So Biden travels "light"--in one and two car caravans. He speaks to dozens, not thousands.
So why is he here, 20 years after his first presidential run collapsed amid charges of plagiarism and exaggerated academic credentials?
For Biden, the answer comes down to one word: Iraq, and the fallout from that war.
"Were it not for September 11th, do you think you would have entered the race?" I asked him. " I probably world not have," he answered ,because we probably would not be in such dire shape. The President had an incredible opportunity to unite the world and unite the nation, and he did the exact opposite on both counts. We're more isolated than we've ever been...we're less safe than we've ever been."
And this stark, grim assessment is at the core of his campaign. He takes this message, unvarnished by salutes to ethanol or Iowa politicians, into a room at Cronk's Cafe in Denison; to the Clay County fair in Spencer; and to this steak fry. Again and again, he says that the next president "will have no margin for error"; that separating Iraq into three ethnically concentrated regions--for Shiite, Sunni, and Kurd--is the only way to stop the sectarian violence--a civil war, he calls it--that makes pace impossible.

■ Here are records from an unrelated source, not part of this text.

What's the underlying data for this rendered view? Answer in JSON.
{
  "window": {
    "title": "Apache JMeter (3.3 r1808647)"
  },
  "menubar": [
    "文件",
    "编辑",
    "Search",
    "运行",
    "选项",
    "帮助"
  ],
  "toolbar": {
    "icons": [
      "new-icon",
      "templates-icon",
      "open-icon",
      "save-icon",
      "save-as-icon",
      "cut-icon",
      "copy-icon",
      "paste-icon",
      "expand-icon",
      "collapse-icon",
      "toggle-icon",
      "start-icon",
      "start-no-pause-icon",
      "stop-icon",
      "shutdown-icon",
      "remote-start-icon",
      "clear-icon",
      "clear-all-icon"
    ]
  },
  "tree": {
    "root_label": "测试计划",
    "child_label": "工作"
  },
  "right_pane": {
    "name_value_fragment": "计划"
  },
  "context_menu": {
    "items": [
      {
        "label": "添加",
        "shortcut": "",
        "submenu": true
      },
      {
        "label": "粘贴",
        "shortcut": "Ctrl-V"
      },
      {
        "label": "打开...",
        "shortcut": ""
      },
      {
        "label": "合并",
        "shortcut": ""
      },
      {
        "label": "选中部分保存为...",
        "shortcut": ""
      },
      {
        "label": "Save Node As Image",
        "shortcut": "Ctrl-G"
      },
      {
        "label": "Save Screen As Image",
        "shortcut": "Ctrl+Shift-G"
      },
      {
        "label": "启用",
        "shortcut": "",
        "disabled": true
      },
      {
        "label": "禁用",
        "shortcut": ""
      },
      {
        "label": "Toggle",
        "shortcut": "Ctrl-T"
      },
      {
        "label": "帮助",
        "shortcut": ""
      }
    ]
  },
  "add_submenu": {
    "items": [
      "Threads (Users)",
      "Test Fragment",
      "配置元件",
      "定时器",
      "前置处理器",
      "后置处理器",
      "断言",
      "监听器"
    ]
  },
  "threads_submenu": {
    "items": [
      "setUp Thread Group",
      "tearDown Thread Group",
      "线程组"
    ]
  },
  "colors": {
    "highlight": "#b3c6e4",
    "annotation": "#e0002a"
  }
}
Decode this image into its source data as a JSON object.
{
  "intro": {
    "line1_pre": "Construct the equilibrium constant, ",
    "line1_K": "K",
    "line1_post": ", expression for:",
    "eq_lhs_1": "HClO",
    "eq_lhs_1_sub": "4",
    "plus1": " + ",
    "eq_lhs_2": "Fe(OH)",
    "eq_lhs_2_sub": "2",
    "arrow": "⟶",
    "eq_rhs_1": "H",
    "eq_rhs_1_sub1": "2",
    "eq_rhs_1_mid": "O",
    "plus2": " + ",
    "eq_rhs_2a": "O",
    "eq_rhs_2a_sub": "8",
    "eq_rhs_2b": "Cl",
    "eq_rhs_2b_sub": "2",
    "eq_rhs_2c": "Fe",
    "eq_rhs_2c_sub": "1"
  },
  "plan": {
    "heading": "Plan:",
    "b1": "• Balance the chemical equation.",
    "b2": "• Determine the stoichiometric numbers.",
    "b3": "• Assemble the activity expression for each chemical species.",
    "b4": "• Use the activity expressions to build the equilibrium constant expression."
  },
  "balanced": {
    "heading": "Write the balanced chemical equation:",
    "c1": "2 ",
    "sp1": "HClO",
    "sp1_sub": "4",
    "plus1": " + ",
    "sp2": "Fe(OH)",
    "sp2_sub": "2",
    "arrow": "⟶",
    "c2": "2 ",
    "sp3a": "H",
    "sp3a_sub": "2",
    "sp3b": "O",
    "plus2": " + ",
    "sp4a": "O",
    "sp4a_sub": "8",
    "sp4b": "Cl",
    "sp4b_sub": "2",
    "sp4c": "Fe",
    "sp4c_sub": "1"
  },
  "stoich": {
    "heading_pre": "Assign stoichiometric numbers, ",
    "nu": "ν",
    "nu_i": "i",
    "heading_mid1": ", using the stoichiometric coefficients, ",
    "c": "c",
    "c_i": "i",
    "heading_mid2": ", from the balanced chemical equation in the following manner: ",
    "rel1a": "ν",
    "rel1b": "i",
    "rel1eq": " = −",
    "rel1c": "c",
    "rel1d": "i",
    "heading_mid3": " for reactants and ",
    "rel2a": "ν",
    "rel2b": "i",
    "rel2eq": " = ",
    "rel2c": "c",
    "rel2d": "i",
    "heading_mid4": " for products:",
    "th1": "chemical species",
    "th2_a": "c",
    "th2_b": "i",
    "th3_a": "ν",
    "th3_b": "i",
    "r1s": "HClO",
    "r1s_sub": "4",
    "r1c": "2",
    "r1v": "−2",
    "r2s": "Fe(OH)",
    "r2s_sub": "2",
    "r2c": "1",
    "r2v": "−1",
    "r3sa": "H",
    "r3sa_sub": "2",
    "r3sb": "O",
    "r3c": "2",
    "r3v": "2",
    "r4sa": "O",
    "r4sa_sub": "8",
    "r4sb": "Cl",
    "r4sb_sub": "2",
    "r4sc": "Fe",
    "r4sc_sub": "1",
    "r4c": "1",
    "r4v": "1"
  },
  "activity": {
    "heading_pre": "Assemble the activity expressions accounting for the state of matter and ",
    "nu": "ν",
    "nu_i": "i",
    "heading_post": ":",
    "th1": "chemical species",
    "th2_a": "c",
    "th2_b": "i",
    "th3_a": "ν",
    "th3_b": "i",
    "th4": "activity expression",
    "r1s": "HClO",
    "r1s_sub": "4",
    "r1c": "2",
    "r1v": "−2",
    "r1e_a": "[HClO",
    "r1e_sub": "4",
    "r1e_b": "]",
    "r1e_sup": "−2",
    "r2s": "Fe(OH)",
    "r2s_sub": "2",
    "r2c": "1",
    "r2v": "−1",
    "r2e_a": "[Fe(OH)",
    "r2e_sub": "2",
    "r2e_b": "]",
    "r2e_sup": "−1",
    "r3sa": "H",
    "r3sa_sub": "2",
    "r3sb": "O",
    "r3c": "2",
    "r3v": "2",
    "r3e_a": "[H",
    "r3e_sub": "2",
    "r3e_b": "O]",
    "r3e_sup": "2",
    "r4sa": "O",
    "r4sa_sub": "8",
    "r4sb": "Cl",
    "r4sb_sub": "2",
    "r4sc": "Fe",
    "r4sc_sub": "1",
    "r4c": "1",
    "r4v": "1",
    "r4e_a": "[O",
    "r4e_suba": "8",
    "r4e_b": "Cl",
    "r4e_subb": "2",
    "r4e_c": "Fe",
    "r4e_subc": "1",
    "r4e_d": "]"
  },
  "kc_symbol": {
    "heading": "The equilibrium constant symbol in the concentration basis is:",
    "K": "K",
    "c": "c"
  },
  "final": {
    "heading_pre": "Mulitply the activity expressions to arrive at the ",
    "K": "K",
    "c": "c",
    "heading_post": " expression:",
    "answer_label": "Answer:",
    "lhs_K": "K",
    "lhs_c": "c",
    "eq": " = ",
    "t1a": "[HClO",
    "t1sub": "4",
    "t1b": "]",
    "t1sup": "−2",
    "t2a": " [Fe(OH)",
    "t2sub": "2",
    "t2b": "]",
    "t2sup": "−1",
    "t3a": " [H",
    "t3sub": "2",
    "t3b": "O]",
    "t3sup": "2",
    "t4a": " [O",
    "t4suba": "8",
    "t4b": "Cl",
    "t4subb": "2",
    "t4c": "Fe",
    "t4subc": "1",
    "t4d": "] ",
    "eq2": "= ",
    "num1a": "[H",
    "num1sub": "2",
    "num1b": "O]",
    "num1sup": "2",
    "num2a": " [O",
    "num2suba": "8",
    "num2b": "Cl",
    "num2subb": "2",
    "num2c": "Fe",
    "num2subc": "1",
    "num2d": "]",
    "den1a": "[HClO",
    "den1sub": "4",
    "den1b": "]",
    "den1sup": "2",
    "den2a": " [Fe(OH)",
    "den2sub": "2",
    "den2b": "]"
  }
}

He goes further, saying that nothing Democrats want to do--not health care, not protecting the environment, not better education--can happen unless a President can heal the political divide, and that cannot happen as log as Iraq is sapping American blood and treasure.
IS this any way to win an Iowa caucus--especially with Clinton, Obama, and Edwards so far ahead in money, manpower, and recognition?
Maybe not; but there is one bright political piece of news. Biden has won the backing of as many state legislators as any other candidate. One of them, House Majority leader Kevin McCarthy, says of f current polls putting Biden at 2%, "polls at this stage during a caucus contest mean virtually nothing...you've got the candidate most competent on Iraq [so] things are gonna move."
There is also the matter of Biden's eloquence. He has curbed his tendency toward long-windedness--when asked at a debate whether he could control his tongue, he said simply: "Yes." And at this steak fry--as the last to speak--he gave the shortest speech of any candidate, a carefully written "Serious as a heart attack" talk about Iraq. As he talked, his audience paid him the ultimate compliment--not cheers, but serious, attentive silence.
"You know what the military in Iraq refer to fallen Americans?" he asked. "'fallen angels.' How many more angels have to fall before this folly ends."
If the next President will in fact have no margin for error, neither does Biden. Without at least a 3rd place finish here, he says, his campaign ends. But at the least, Biden is attempting something very different in this campaign--betting his chances on the idea that voters are willing to hear hard news, and conclude that the candidate delivering it is the best choice to deal with it.